**Task instructions:** Every line of the entries that holds the word "color" is to be copied.

**Data:**
○ ○ ○ ○ ○ ○ ○
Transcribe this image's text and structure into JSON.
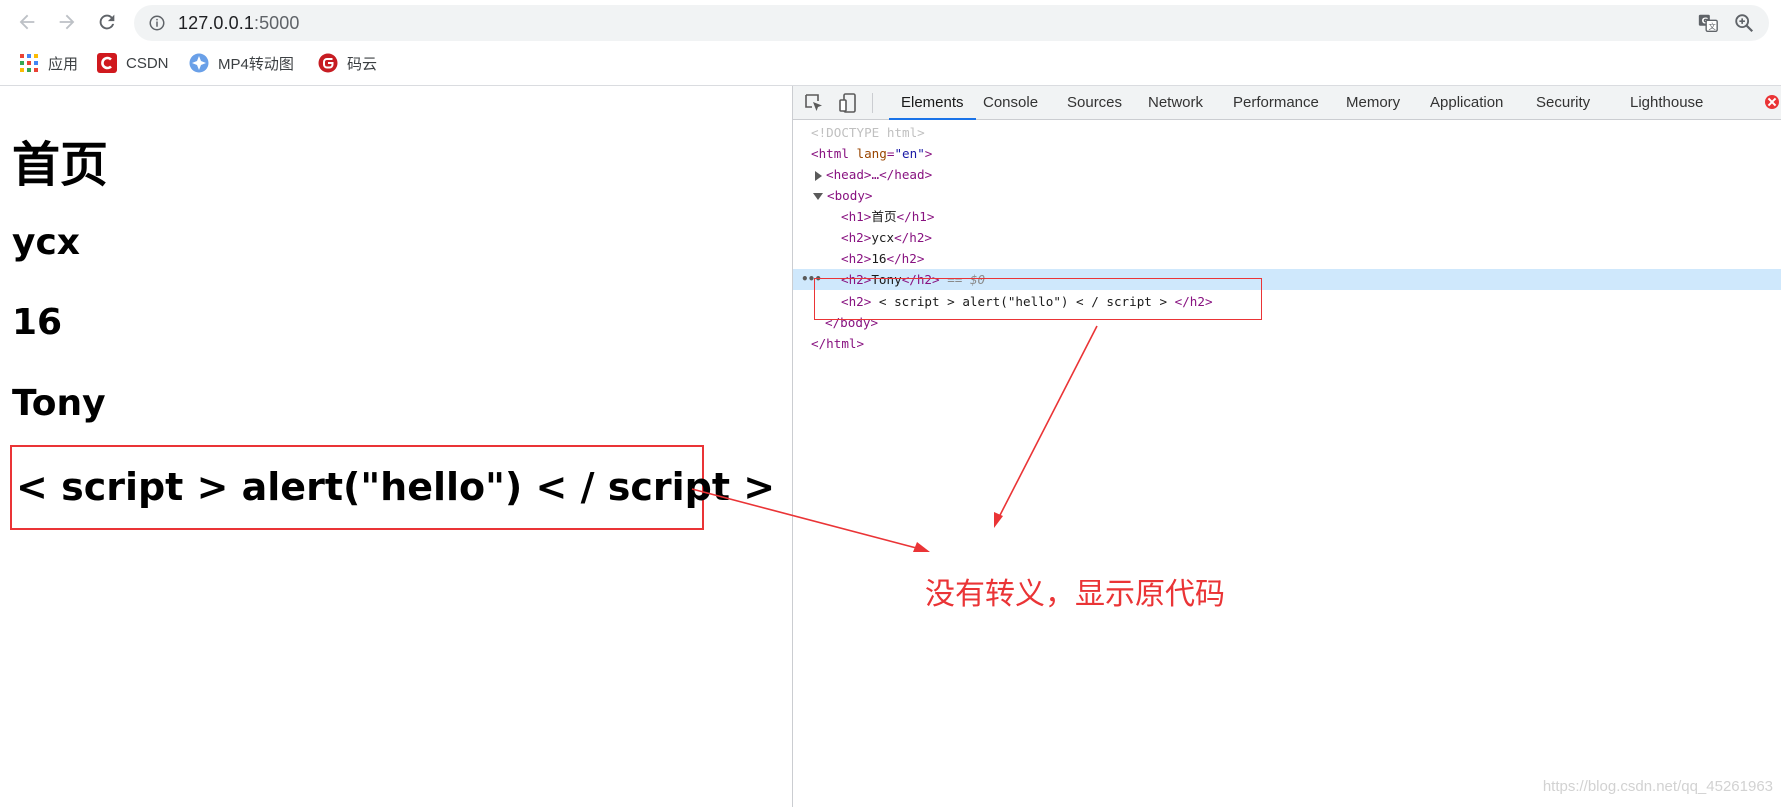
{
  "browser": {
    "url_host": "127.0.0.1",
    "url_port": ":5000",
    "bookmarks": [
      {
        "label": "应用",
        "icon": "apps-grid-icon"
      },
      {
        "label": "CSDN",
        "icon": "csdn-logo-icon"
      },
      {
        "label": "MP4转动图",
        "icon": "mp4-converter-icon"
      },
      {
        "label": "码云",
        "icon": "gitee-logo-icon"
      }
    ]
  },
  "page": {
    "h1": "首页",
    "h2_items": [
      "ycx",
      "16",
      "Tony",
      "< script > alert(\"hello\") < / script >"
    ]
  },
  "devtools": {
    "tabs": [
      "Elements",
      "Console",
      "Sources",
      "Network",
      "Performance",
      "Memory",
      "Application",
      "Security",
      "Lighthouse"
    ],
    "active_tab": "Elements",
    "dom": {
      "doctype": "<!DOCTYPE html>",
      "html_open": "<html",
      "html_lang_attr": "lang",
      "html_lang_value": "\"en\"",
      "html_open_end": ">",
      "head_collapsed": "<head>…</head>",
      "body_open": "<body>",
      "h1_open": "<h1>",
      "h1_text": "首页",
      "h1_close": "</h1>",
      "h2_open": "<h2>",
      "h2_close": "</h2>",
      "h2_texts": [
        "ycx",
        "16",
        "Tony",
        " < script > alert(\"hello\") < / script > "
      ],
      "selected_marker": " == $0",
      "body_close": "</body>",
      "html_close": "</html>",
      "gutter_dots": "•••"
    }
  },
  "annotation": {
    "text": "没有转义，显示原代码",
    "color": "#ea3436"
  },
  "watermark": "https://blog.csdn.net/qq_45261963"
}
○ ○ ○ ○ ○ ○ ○
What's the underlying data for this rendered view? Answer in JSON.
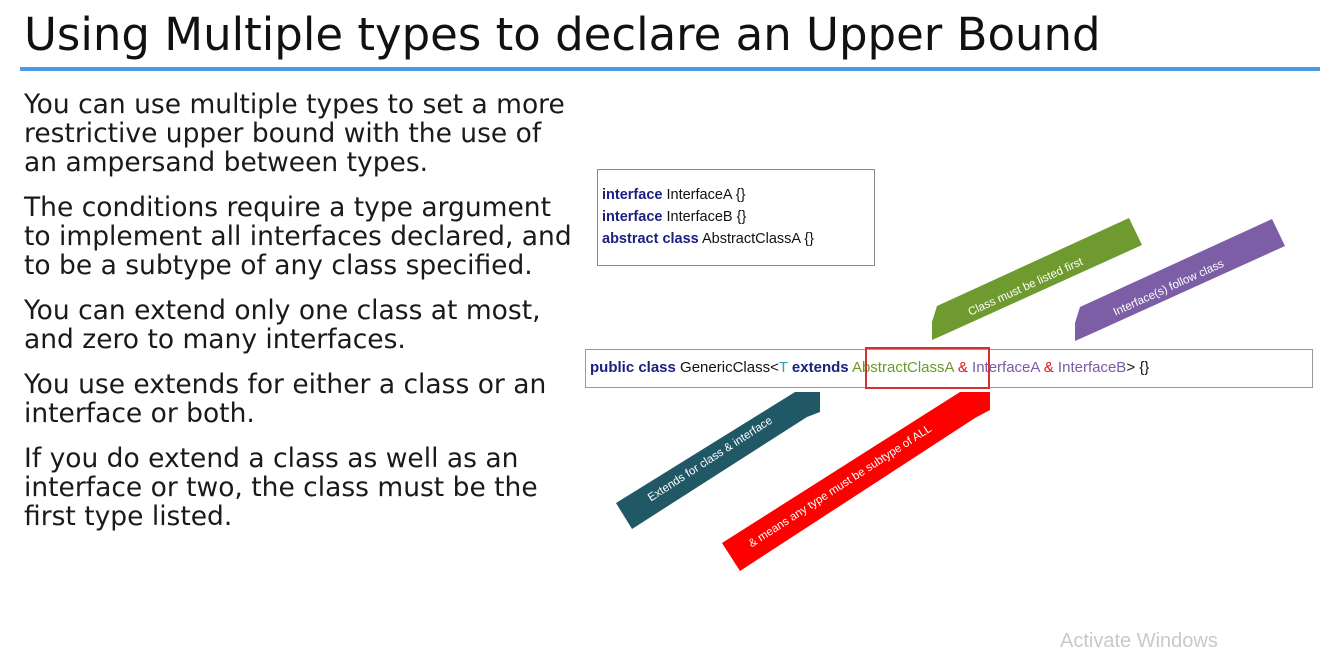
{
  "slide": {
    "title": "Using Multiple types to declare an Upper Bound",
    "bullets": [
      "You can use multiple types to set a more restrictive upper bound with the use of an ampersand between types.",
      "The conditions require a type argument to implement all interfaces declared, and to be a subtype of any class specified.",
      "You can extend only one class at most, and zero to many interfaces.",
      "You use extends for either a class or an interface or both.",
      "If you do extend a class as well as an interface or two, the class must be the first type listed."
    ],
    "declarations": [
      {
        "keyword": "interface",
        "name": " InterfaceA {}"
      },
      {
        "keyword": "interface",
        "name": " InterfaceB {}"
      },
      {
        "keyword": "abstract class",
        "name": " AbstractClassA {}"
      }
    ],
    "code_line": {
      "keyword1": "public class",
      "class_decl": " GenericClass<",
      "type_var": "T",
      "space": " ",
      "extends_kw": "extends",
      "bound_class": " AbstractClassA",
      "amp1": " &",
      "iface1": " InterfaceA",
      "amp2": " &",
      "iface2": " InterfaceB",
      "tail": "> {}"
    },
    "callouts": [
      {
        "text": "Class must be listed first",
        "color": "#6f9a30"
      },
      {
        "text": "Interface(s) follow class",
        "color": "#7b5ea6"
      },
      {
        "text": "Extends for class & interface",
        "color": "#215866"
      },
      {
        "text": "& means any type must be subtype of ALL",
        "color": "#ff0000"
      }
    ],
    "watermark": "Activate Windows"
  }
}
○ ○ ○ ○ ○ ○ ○
**Exercise solution:**
    "color": "#ea3436"
        "color": "#6f9a30"
        "color": "#7b5ea6"
        "color": "#215866"
        "color": "#ff0000"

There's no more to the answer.